• [WHAT THE EXERCISE ASKS]
Reproduce the entries in full, with no changes.

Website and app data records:
- - -

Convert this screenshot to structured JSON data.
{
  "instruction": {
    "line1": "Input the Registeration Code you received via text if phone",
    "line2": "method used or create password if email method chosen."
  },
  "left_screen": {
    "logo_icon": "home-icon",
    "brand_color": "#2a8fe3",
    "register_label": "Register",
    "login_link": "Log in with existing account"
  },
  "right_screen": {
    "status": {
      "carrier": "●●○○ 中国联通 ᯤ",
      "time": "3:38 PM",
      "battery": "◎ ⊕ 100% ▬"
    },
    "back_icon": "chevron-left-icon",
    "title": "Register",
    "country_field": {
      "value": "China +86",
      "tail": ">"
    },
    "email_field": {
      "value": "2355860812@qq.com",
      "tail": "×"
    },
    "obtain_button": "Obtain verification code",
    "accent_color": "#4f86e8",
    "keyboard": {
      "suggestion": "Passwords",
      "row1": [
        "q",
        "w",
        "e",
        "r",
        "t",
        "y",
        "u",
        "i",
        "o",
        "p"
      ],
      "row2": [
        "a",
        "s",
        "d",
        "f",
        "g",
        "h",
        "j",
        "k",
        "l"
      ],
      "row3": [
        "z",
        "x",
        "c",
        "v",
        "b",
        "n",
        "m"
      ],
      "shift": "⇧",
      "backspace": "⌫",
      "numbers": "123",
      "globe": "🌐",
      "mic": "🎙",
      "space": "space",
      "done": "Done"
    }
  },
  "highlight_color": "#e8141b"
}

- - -

• [SOLUTION TO THE EXERCISE]
Convert this screenshot to structured JSON data.
{
  "instruction": {
    "line1": "Input the Registeration Code you received via text if phone",
    "line2": "method used or create password if email method chosen."
  },
  "left_screen": {
    "logo_icon": "home-icon",
    "brand_color": "#2a8fe3",
    "register_label": "Register",
    "login_link": "Log in with existing account"
  },
  "right_screen": {
    "status": {
      "carrier": "●●○○ 中国联通 ᯤ",
      "time": "3:38 PM",
      "battery": "◎ ⊕ 100% ▬"
    },
    "back_icon": "chevron-left-icon",
    "title": "Register",
    "country_field": {
      "value": "China +86",
      "tail": ">"
    },
    "email_field": {
      "value": "2355860812@qq.com",
      "tail": "×"
    },
    "obtain_button": "Obtain verification code",
    "accent_color": "#4f86e8",
    "keyboard": {
      "suggestion": "Passwords",
      "row1": [
        "q",
        "w",
        "e",
        "r",
        "t",
        "y",
        "u",
        "i",
        "o",
        "p"
      ],
      "row2": [
        "a",
        "s",
        "d",
        "f",
        "g",
        "h",
        "j",
        "k",
        "l"
      ],
      "row3": [
        "z",
        "x",
        "c",
        "v",
        "b",
        "n",
        "m"
      ],
      "shift": "⇧",
      "backspace": "⌫",
      "numbers": "123",
      "globe": "🌐",
      "mic": "🎙",
      "space": "space",
      "done": "Done"
    }
  },
  "highlight_color": "#e8141b"
}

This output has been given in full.